To do: Keep the pictures out. Copy every line of the listing exactly.

Material supplied:
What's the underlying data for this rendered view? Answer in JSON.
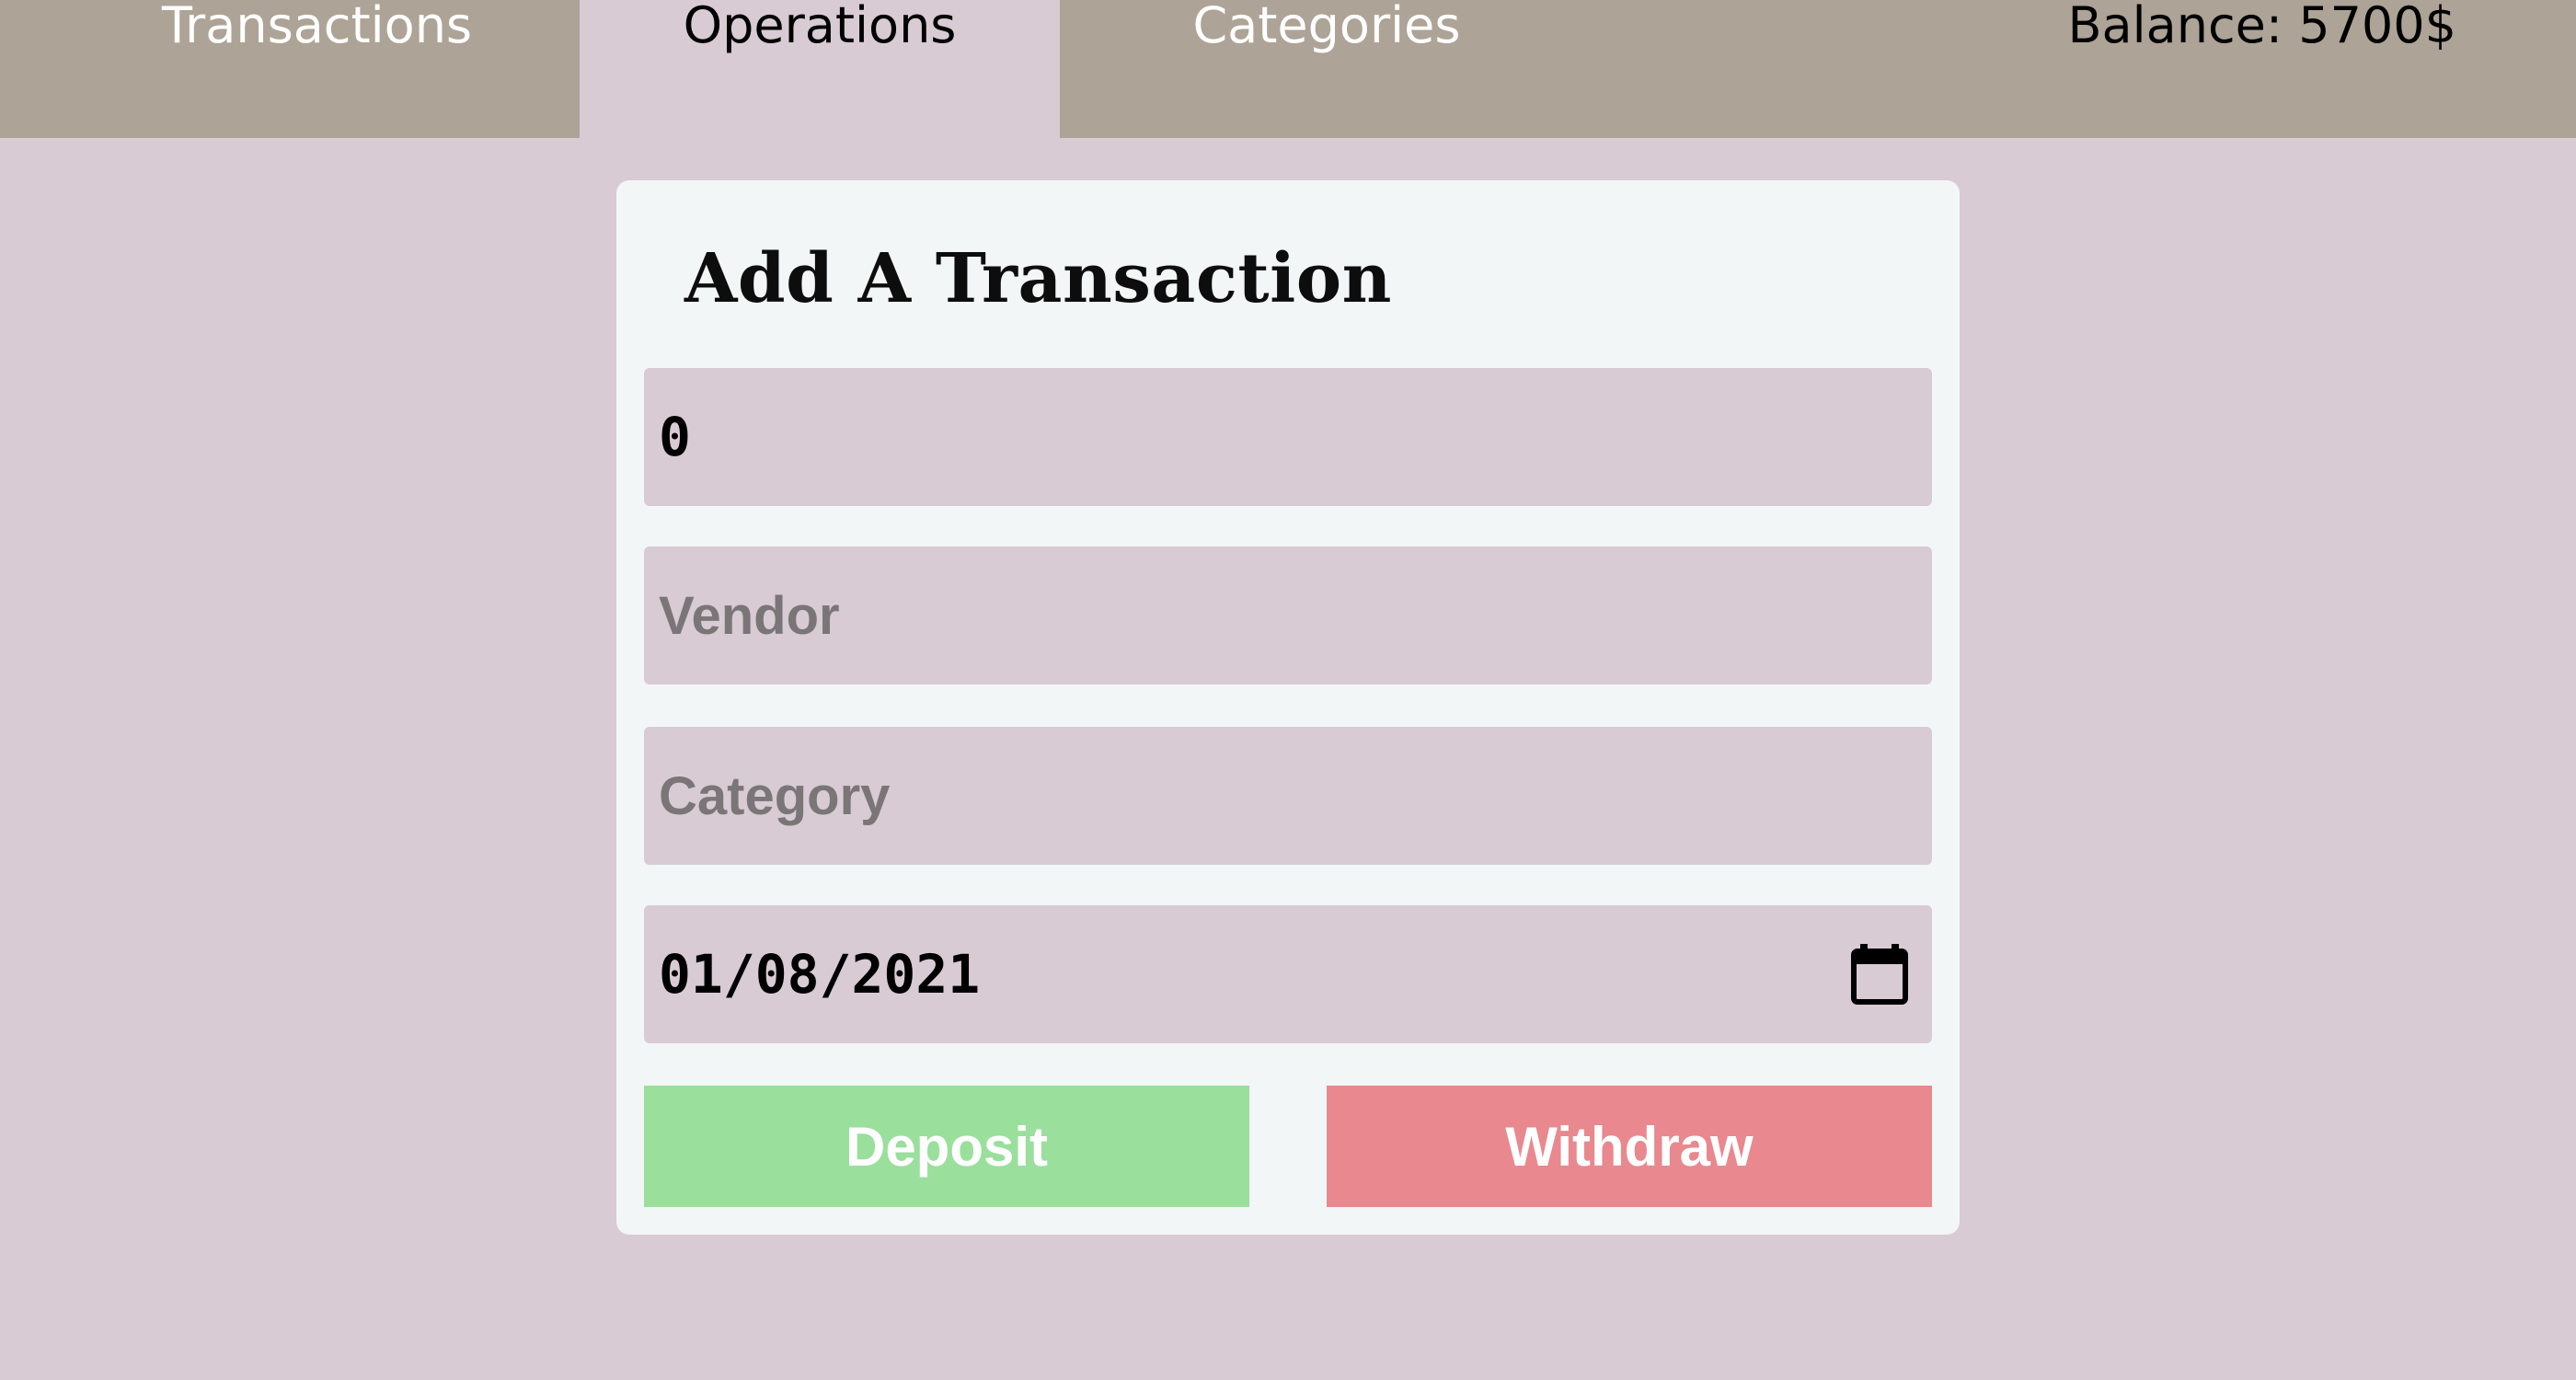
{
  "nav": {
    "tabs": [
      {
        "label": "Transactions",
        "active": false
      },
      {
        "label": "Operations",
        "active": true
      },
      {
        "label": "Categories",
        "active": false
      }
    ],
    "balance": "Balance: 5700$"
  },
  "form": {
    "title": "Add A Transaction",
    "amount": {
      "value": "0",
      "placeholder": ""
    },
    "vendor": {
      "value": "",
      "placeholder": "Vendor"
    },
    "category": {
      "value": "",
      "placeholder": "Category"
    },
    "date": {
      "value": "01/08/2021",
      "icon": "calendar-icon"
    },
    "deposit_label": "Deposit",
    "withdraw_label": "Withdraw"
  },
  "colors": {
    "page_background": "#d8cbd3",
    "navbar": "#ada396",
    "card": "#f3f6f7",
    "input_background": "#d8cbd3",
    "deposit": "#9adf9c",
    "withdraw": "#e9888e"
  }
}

Exercise solution:
What's the underlying data for this rendered view? Answer in JSON.
{
  "nav": {
    "tabs": [
      {
        "label": "Transactions",
        "active": false
      },
      {
        "label": "Operations",
        "active": true
      },
      {
        "label": "Categories",
        "active": false
      }
    ],
    "balance": "Balance: 5700$"
  },
  "form": {
    "title": "Add A Transaction",
    "amount": {
      "value": "0",
      "placeholder": ""
    },
    "vendor": {
      "value": "",
      "placeholder": "Vendor"
    },
    "category": {
      "value": "",
      "placeholder": "Category"
    },
    "date": {
      "value": "01/08/2021",
      "icon": "calendar-icon"
    },
    "deposit_label": "Deposit",
    "withdraw_label": "Withdraw"
  },
  "colors": {
    "page_background": "#d8cbd3",
    "navbar": "#ada396",
    "card": "#f3f6f7",
    "input_background": "#d8cbd3",
    "deposit": "#9adf9c",
    "withdraw": "#e9888e"
  }
}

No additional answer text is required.